O estudo é Teaching Excellence through Professional Learning and Policy Reform – Lessos from Around the World (Andreas Schleicher, OCDE, 2016, p 26):
Some attributes of effective teachers
Teaching is a complex task that involves interactions with a great variety of learners in a wide range of different circumstances. It is clear there is not a single set of teacher attributes and behaviours that is universally effective for all types of students and learning environments, especially when schooling varies in many ways across different countries. That said, one consistent finding is that effective teachers are intellectually capable people who are articulate and knowledgeable, and are able to think, communicate and plan systematically. Students achieve more with teachers who perform well on tests of literacy and verbal ability (Gustafsson, 2003; Rice, 2003).
In an influential study, Shulman (1992) identified five broad areas for the development of professional knowledge and expertise in teaching:
- Behaviour – effectiveness is evidenced by teacher behaviour and student learning outcomes.
- Cognition – teachers as intelligent, thoughtful, sentient beings, characterised by intentions, strategies, decisions and reflections.
- Content – the nature and adequacy of teacher knowledge of the substance of the curriculum being taught.
- Character – the teachers serve as moral agents, deploying a moral-pedagogical craft.
- Knowledge of, and sensitivity to, the cultural, social and political contexts and the environments of their students.
Studies by Lingard et al. (2002) and Ayres et al. (2000) identified a range of personal competencies that influence the quality and effectiveness of teaching: sound subject knowledge; communication skills; the ability to relate to individual students; self-management skills; organisational skills; classroom-management skills; problem-solving skills; a repertoire of teaching methods; teamwork skills; and research skills.
A key question for research and policy has always been: What distinguishes excellent teaching from merely good teaching? One strand of research tries to identify the attributes of expert teachers. For example, Hattie (2003) drew on an extensive review of research to identify five essential skills that distinguish highly competent teachers. He considers expert teachers as those who can: identify essential representations of their subject, based on how they organise and use their content knowledge; guide learning through classroom interactions by creating optimal classroom environments; monitor student learning and provide feedback; promote effective outcomes through the manner in which they treat students, and their passion for teaching and learning; and influence student outcomes by engaging students, providing challenging tasks and goals, and enhancing “deep” learning or understanding.
Based on a review of the literature reported in Berliner (2001, 2004), expert teachers are characterised as those who: make better use of knowledge; have extensive knowledge of pedagogical content, including deep representations of subject-matter knowledge; have better problem-solving strategies; can better adapt and modify goals to suit individual diverse learners; can improvise better; are better at making decisions; present more challenging objectives; maintain better classroom climate; have better perceptions of classroom events; are better able to read cues from students; are more sensitive to context; monitor learning better and provide feedback to students; test hypotheses more frequently; hold greater respect for students; and display more passion for teaching.
Sternberg and Horvath (1995) used findings from psychological research to distinguish experts from novices.
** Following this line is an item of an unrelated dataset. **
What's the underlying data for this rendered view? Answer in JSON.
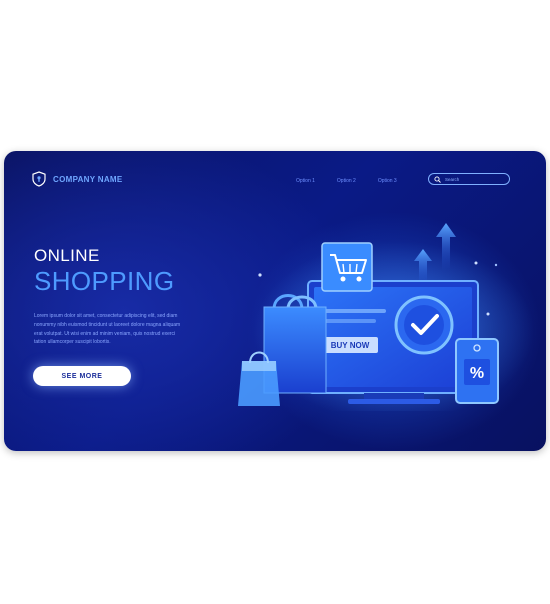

They found that experts bring more knowledge to bear in solving problems than do novices; experts are able to solve problems more efficiently than are novices; and experts are more able to arrive at insightful solutions to problems than are novices. According to Sternberg and Horvath, it is the store of knowledge that expert teachers hold that accounts for their ability to solve problems more efficiently and to arrive at more insightful solutions than novices.
Westerman (1991) investigated how teachers develop their decision-making skills and found that one of the notable differences between novices and experts was the latter’s ability to combine new subject-content knowledge with prior knowledge.
Many, if not most, of the key attributes and skills of successful teachers will only become evident once they are in the job. Formal, measurable skills are necessary but not sufficient; they must be complemented by the intangible qualities that are difficult to quantify. Processes must be put in place to identify those qualities when determining who enters teacher education, the criteria for qualification as a teacher, and the basis on which teachers are selected for employment and career advancement.